• [Records provided]:
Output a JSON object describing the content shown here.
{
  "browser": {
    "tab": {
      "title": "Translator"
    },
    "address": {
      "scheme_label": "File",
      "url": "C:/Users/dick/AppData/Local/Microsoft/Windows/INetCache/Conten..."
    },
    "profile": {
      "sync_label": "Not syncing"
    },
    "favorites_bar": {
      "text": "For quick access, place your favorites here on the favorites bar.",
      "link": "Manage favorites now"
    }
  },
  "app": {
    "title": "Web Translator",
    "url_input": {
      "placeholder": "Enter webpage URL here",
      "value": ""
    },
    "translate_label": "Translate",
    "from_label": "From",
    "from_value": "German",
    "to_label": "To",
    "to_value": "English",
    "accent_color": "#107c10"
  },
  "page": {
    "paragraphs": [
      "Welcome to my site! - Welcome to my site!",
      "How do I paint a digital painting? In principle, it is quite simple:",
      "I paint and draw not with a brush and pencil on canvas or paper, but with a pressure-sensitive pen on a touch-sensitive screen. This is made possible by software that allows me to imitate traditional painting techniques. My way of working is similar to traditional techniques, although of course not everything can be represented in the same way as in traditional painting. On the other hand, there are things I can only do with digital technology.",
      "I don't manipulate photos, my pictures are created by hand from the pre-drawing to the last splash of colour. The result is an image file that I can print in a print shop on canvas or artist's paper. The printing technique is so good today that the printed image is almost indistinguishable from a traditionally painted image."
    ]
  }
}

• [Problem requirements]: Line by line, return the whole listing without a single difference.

• [Answer for the task]:
Output a JSON object describing the content shown here.
{
  "browser": {
    "tab": {
      "title": "Translator"
    },
    "address": {
      "scheme_label": "File",
      "url": "C:/Users/dick/AppData/Local/Microsoft/Windows/INetCache/Conten..."
    },
    "profile": {
      "sync_label": "Not syncing"
    },
    "favorites_bar": {
      "text": "For quick access, place your favorites here on the favorites bar.",
      "link": "Manage favorites now"
    }
  },
  "app": {
    "title": "Web Translator",
    "url_input": {
      "placeholder": "Enter webpage URL here",
      "value": ""
    },
    "translate_label": "Translate",
    "from_label": "From",
    "from_value": "German",
    "to_label": "To",
    "to_value": "English",
    "accent_color": "#107c10"
  },
  "page": {
    "paragraphs": [
      "Welcome to my site! - Welcome to my site!",
      "How do I paint a digital painting? In principle, it is quite simple:",
      "I paint and draw not with a brush and pencil on canvas or paper, but with a pressure-sensitive pen on a touch-sensitive screen. This is made possible by software that allows me to imitate traditional painting techniques. My way of working is similar to traditional techniques, although of course not everything can be represented in the same way as in traditional painting. On the other hand, there are things I can only do with digital technology.",
      "I don't manipulate photos, my pictures are created by hand from the pre-drawing to the last splash of colour. The result is an image file that I can print in a print shop on canvas or artist's paper. The printing technique is so good today that the printed image is almost indistinguishable from a traditionally painted image."
    ]
  }
}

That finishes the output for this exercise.